President Trump backed down from his effort to add a citizenship question on the 2020 census. However, he’s moving ahead with a plan to deport non-citizens from the country.
“Yeah, we will be removing large numbers of people,” he confirmed.
Immigration and Customs Enforcement are expected to start raids on Sunday, July 14.
“I’ve had kids come up to me at forums with tears in their eyes,” said Houston Police Chief Art Acevedo. “They’re afraid to go to school, they’re afraid to come home and find that their parents have been deported.”
The ICE operation will take place in some of the country’s biggest cities, including Atlanta, Chicago, Los Angeles and New York. According to a senior official, about 2,000 people are targeted.
“If you are [to] come to this position, you’ve been here [for] years, you’ve gone through a court system, you’ve been found that you have to be deported, you have to follow the rule of law,” said House Minority Leader, Representative Kevin McCarthy.
Critics say there are better ways to address the situation.
“We can both secure the border, be compassionate and bring people into the American way of life through a pathway of citizenship and do that in a compassionate way and a way that is economically competitive,” said U.S Representative Tim Ryan.
These raids were postponed last month, with President Trump saying he was giving both parties time to come up with a solution.
“We are not participating in any raids, we haven’t been asked to participate in any raids and certainly we are obviously a pro-immigrant city,” said Francis Suarez, Mayor of Miami. “What I hope is that the people they’re focused on are people that are very dangerous, because those people shouldn’t obviously be in our community to begin with.”

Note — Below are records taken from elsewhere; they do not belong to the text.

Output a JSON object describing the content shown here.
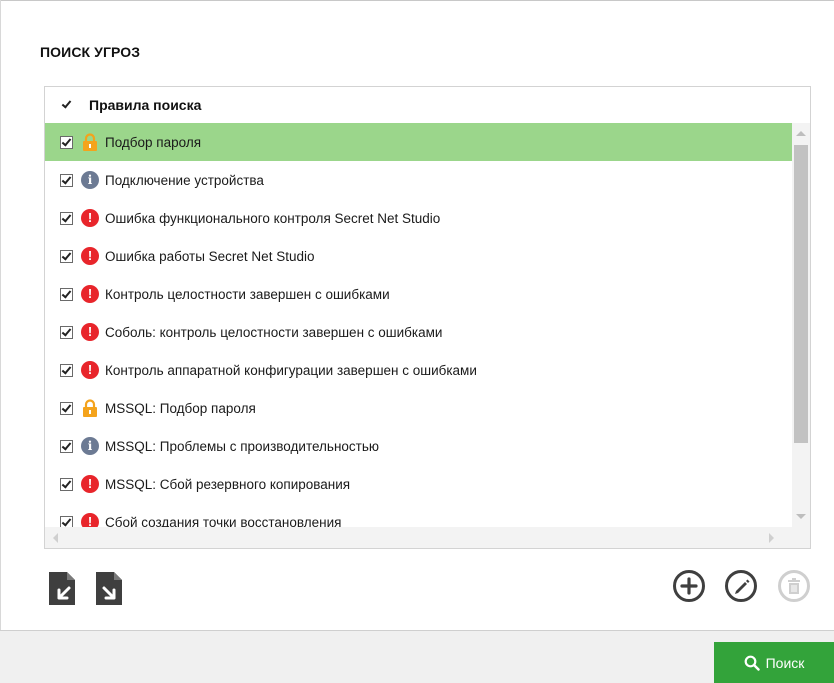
{
  "panel": {
    "title": "ПОИСК УГРОЗ",
    "list_header": "Правила поиска"
  },
  "rules": [
    {
      "label": "Подбор пароля",
      "icon": "lock-icon",
      "checked": true,
      "selected": true
    },
    {
      "label": "Подключение устройства",
      "icon": "info-icon",
      "checked": true
    },
    {
      "label": "Ошибка функционального контроля Secret Net Studio",
      "icon": "error-icon",
      "checked": true
    },
    {
      "label": "Ошибка работы Secret Net Studio",
      "icon": "error-icon",
      "checked": true
    },
    {
      "label": "Контроль целостности завершен с ошибками",
      "icon": "error-icon",
      "checked": true
    },
    {
      "label": "Соболь: контроль целостности завершен с ошибками",
      "icon": "error-icon",
      "checked": true
    },
    {
      "label": "Контроль аппаратной конфигурации завершен с ошибками",
      "icon": "error-icon",
      "checked": true
    },
    {
      "label": "MSSQL: Подбор пароля",
      "icon": "lock-icon",
      "checked": true
    },
    {
      "label": "MSSQL: Проблемы с производительностью",
      "icon": "info-icon",
      "checked": true
    },
    {
      "label": "MSSQL: Сбой резервного копирования",
      "icon": "error-icon",
      "checked": true
    },
    {
      "label": "Сбой создания точки восстановления",
      "icon": "error-icon",
      "checked": true
    }
  ],
  "footer": {
    "search_label": "Поиск"
  },
  "colors": {
    "selected_row": "#9bd68b",
    "error": "#e8252b",
    "info": "#6c7a93",
    "lock": "#f4a31c",
    "search_button": "#33a33a"
  }
}
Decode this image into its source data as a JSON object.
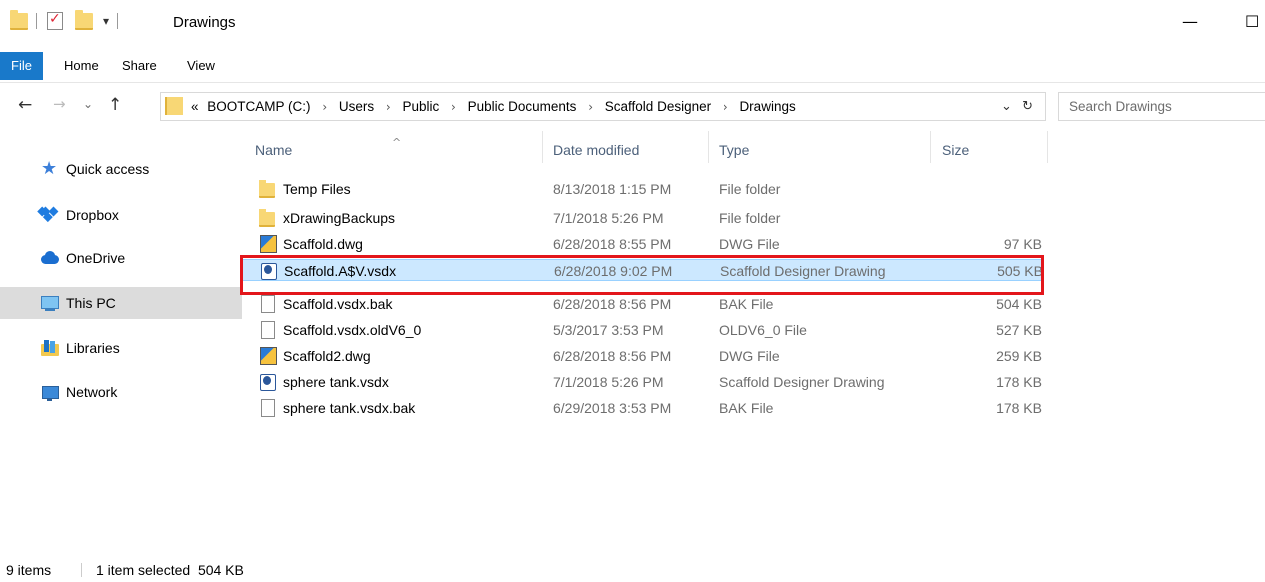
{
  "window": {
    "title": "Drawings",
    "minimize_glyph": "—",
    "maximize_glyph": "☐"
  },
  "quick_access_toolbar": {
    "icons": [
      "folder-icon",
      "properties-check-icon",
      "new-folder-icon",
      "customize-dropdown-icon"
    ],
    "dropdown_glyph": "▾"
  },
  "ribbon": {
    "tabs": [
      {
        "label": "File"
      },
      {
        "label": "Home"
      },
      {
        "label": "Share"
      },
      {
        "label": "View"
      }
    ]
  },
  "navigation": {
    "back_glyph": "←",
    "forward_glyph": "→",
    "recent_glyph": "⌄",
    "up_glyph": "↑"
  },
  "address_bar": {
    "overflow_glyph": "«",
    "separator_glyph": "›",
    "crumbs": [
      "BOOTCAMP (C:)",
      "Users",
      "Public",
      "Public Documents",
      "Scaffold Designer",
      "Drawings"
    ],
    "dropdown_glyph": "⌄",
    "refresh_glyph": "↻"
  },
  "search": {
    "placeholder": "Search Drawings"
  },
  "nav_pane": {
    "items": [
      {
        "label": "Quick access",
        "icon": "star-icon"
      },
      {
        "label": "Dropbox",
        "icon": "dropbox-icon"
      },
      {
        "label": "OneDrive",
        "icon": "cloud-icon"
      },
      {
        "label": "This PC",
        "icon": "computer-icon",
        "selected": true
      },
      {
        "label": "Libraries",
        "icon": "libraries-icon"
      },
      {
        "label": "Network",
        "icon": "network-icon"
      }
    ]
  },
  "file_list": {
    "sort_glyph": "^",
    "columns": [
      "Name",
      "Date modified",
      "Type",
      "Size"
    ],
    "rows": [
      {
        "name": "Temp Files",
        "date": "8/13/2018 1:15 PM",
        "type": "File folder",
        "size": "",
        "icon": "folder-icon"
      },
      {
        "name": "xDrawingBackups",
        "date": "7/1/2018 5:26 PM",
        "type": "File folder",
        "size": "",
        "icon": "folder-icon"
      },
      {
        "name": "Scaffold.dwg",
        "date": "6/28/2018 8:55 PM",
        "type": "DWG File",
        "size": "97 KB",
        "icon": "dwg-file-icon"
      },
      {
        "name": "Scaffold.A$V.vsdx",
        "date": "6/28/2018 9:02 PM",
        "type": "Scaffold Designer Drawing",
        "size": "505 KB",
        "icon": "vsdx-file-icon",
        "selected": true
      },
      {
        "name": "Scaffold.vsdx.bak",
        "date": "6/28/2018 8:56 PM",
        "type": "BAK File",
        "size": "504 KB",
        "icon": "file-icon"
      },
      {
        "name": "Scaffold.vsdx.oldV6_0",
        "date": "5/3/2017 3:53 PM",
        "type": "OLDV6_0 File",
        "size": "527 KB",
        "icon": "file-icon"
      },
      {
        "name": "Scaffold2.dwg",
        "date": "6/28/2018 8:56 PM",
        "type": "DWG File",
        "size": "259 KB",
        "icon": "dwg-file-icon"
      },
      {
        "name": "sphere tank.vsdx",
        "date": "7/1/2018 5:26 PM",
        "type": "Scaffold Designer Drawing",
        "size": "178 KB",
        "icon": "vsdx-file-icon"
      },
      {
        "name": "sphere tank.vsdx.bak",
        "date": "6/29/2018 3:53 PM",
        "type": "BAK File",
        "size": "178 KB",
        "icon": "file-icon"
      }
    ]
  },
  "status_bar": {
    "item_count": "9 items",
    "selection": "1 item selected  504 KB"
  },
  "colors": {
    "file_tab": "#1979ca",
    "selection_fill": "#cce8ff",
    "highlight_box": "#e3161b"
  }
}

President Trump has deported fewer people than his predecessor, President Obama. ICE statistics state that just over 256,000 were deported in the 2018 fiscal year. In the 2012 fiscal year, more than 400,000 were taken out of the country.